▶ What to work on: Which lines of the data contain the string "NENHUMA"? Show each of them.
*** Opening Supplied material ***
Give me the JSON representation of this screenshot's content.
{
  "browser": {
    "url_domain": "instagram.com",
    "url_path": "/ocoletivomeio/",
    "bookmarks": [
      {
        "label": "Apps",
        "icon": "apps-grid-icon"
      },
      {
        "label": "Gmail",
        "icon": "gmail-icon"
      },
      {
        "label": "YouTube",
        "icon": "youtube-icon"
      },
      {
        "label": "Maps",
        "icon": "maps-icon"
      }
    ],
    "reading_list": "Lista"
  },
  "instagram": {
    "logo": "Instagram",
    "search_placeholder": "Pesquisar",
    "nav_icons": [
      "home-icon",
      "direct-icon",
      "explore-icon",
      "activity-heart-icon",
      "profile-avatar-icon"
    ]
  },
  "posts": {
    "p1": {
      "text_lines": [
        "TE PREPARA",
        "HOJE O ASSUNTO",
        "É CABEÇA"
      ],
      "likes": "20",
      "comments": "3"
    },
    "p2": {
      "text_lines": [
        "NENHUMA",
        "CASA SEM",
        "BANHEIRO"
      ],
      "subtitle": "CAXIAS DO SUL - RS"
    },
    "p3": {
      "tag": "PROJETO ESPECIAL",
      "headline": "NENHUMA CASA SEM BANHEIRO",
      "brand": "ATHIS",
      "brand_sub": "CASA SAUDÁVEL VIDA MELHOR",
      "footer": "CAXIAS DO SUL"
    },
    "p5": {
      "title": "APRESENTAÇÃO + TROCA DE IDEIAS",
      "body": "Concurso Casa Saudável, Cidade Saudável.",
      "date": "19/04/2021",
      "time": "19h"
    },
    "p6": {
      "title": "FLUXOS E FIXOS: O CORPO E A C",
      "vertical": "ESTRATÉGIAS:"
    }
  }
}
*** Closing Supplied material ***
▶ Task output:
        "NENHUMA",
      "headline": "NENHUMA CASA SEM BANHEIRO",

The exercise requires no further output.